This morning’s devotion comes from Jonathan Adams, pastor of Village Church Vinings in Atlanta, in a piece that was originally titled, “The Gospel is the Final Blow.”

17 “But when he came to himself, he said, ‘How many of my father’s hired servants have more than enough bread, but I perish here with hunger! 18 I will arise and go to my father, and I will say to him, “Father, I have sinned against heaven and before you. 19 I am no longer worthy to be called your son. Treat me as one of your hired servants.”’ 20 And he arose and came to his father. But while he was still a long way off, his father saw him and felt compassion, and ran and embraced him and kissed him. 21 And the son said to him, ‘Father, I have sinned against heaven and before you. I am no longer worthy to be called your son.’ 22 But the father said to his servants, ‘Bring quickly the best robe, and put it on him, and put a ring on his hand, and shoes on his feet. 23 And bring the fattened calf and kill it, and let us eat and celebrate. 24 For this my son was dead, and is alive again; he was lost, and is found.’ And they began to celebrate.

The other day I was reading the story of the Prodigal Son with a fresh eye and expectant ear, when out of the blue a new question struck me.

The question arose in my heart “Was the younger brother repentant or starving?”  The statement found in v.17 sounds more pragmatic than repentant.   Could it be that even at the end of our rope and at the bottom of our deprived hearts, no sorrow lies beneath the boulder of our sin? Could it be that the boulder is too big for us to budge much less pull out?  Could it be that our pragmatic hearts know no better than to come to the father as needy beggars looking for a better job?  That’s the idea I get from the younger Son.

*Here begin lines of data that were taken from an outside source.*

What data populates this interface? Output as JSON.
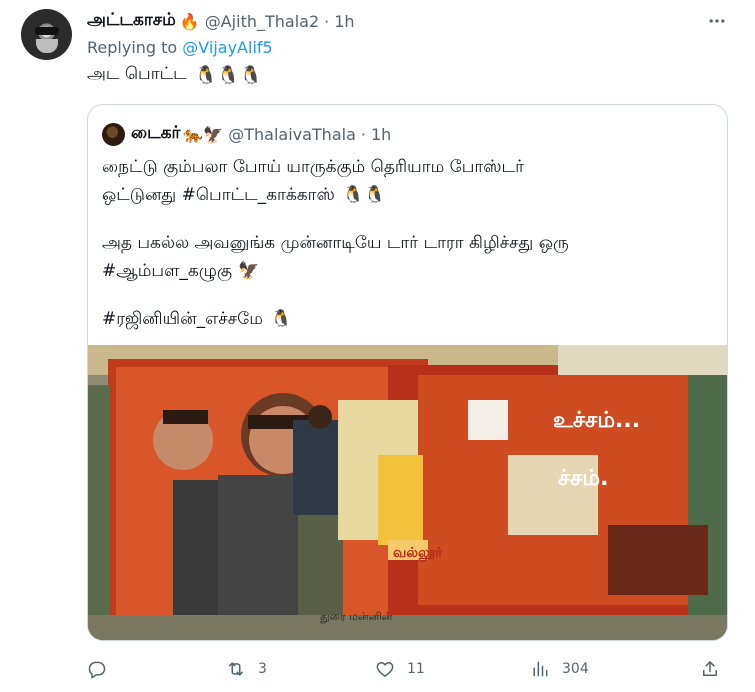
{
  "tweet": {
    "display_name": "அட்டகாசம்",
    "name_emoji": "🔥",
    "handle": "@Ajith_Thala2",
    "time": "1h",
    "replying_prefix": "Replying to ",
    "replying_to": "@VijayAlif5",
    "text": "அட பொட்ட",
    "text_emojis": "🐧🐧🐧"
  },
  "quoted": {
    "display_name": "டைகர்",
    "name_emojis": "🐅🦅",
    "handle": "@ThalaivaThala",
    "time": "1h",
    "line1": "நைட்டு கும்பலா போய் யாருக்கும் தெரியாம போஸ்டர்",
    "line2": "ஒட்டுனது #பொட்ட_காக்காஸ்",
    "line2_emojis": "🐧🐧",
    "line3": "அத பகல்ல அவனுங்க முன்னாடியே டார் டாரா கிழிச்சது ஒரு",
    "line4": "#ஆம்பள_கழுகு",
    "line4_emoji": "🦅",
    "line5": "#ரஜினியின்_எச்சமே",
    "line5_emoji": "🐧",
    "poster_text_1": "உச்சம்...",
    "poster_text_2": "ச்சம்.",
    "poster_text_3": "வல்லூர்",
    "poster_text_4": "துரை மன்னின்"
  },
  "actions": {
    "reply_count": "",
    "retweet_count": "3",
    "like_count": "11",
    "views_count": "304"
  },
  "colors": {
    "text": "#0f1419",
    "secondary": "#536471",
    "link": "#1d9bf0",
    "border": "#cfd9de"
  }
}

v. 17 “But when he came to himself, he said, ‘How many of my father’s hired servants have more than enough bread, but I perish here with hunger! In other words, “this job sucks and my father treats his servants better than this. I’m going to go get a job there.”  Don’t get me wrong, we try to clean up.  We always do our best to trim the tree and cut the bad fruit off.  However, the root of sin is lodged under the boulder of depravity.  That is, at least how it appears in this story and in my own story. The heart of the younger brother did not feel broken. It was pragmatic, and the brother said: “This sucks! I’m going home where the food is better and the work is easier”.

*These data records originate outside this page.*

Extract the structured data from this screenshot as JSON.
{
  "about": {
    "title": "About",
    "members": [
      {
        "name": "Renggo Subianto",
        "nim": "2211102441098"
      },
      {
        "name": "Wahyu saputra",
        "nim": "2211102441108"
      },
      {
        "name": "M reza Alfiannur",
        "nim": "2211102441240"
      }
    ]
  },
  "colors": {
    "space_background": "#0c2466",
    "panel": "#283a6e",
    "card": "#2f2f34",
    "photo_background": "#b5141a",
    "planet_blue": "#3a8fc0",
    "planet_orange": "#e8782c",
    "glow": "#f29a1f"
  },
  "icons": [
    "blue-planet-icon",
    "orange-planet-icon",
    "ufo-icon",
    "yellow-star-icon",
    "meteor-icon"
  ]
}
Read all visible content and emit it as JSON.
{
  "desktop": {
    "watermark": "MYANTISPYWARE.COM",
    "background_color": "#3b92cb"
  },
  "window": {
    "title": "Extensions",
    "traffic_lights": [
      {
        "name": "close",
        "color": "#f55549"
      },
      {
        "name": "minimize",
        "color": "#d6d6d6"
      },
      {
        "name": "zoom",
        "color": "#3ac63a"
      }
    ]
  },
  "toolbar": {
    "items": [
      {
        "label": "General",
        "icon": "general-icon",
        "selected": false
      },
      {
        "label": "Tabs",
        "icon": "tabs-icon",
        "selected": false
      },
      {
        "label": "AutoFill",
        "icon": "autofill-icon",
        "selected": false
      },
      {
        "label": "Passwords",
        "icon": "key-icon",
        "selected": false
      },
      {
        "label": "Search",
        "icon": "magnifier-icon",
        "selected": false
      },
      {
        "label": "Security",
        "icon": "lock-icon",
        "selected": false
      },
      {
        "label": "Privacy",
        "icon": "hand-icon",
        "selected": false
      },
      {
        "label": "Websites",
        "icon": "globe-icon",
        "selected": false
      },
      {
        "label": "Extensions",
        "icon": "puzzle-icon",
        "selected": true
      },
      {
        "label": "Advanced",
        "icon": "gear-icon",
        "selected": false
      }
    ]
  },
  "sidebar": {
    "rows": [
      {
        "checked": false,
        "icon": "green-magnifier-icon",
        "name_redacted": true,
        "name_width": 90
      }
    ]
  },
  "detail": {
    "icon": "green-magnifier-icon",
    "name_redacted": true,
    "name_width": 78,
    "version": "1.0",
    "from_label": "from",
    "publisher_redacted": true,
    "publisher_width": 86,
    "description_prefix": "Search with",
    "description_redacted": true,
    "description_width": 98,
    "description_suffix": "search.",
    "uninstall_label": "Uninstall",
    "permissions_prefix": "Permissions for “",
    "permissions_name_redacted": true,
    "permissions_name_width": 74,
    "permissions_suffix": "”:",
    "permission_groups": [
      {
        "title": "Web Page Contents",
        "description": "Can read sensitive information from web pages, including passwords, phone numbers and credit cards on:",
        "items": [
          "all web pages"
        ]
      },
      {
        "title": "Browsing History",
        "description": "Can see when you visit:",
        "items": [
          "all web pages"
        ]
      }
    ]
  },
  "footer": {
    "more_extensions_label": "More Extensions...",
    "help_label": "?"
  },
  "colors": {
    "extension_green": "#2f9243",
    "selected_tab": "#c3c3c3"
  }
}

Had the Law really done its crushing power on the prodigal or was the final blow going to come when the Gospel was given?  Well, the one-way love of Jesus came at him when he least deserved it! Jesus is the one who covers our debt and makes us whole.  He is the one who raises dead men to life and meets us where we are; we do not have to journey all the way to Him.  As the hymn says, “All the fitness He requires, is to feel your need of Him.”

In v. 20 we see the father meeting the son. “And he arose and came to his father. But while he was still a long way off, his father saw him and felt compassion, and ran and embraced him and kissed him.”

The final blow is not the crushing weight of the Law but the overflow of Gospel love, lavished on the sinner.  I’ve heard my friend Tullian Tchividjian say that “Yes, our sins are big, but our Savior is bigger.” While the law is crushing us in our sinful state the gospel remains true and will always have the last word for sinners like you and me.  Tim Keller says, “We are more sinful than we could ever imagine, and more loved than we could ever dream.”  Let us not be so foolish in thinking like the Prodigal did, that just because our crap is behind closed doors, we get to escape the Law.  The only difference between us and the prodigal is that we have not been caught yet!  Praise God that “He who knew no sin became sin for us” (2 Corinthians 5:21), and that “… Greater love has no man than he lay down his life for a friend” (John 15:13).  That is exactly what Jesus did for us.  He laid down His life for sinners like you and me.

The prodigal’s instinct to find a better job was out of pragmatism, NOT brokenness.  That is why the father does not just sit on the bench while his children are being crushed under the work of the Law.  He rises up when we are a long way off and He runs to us and He falls on our neck with a hug and a kiss.  “Come home sinner, come home,” He beckons to us.  This, the Gospel, is the final blow to the boulder that crushes the life out of us.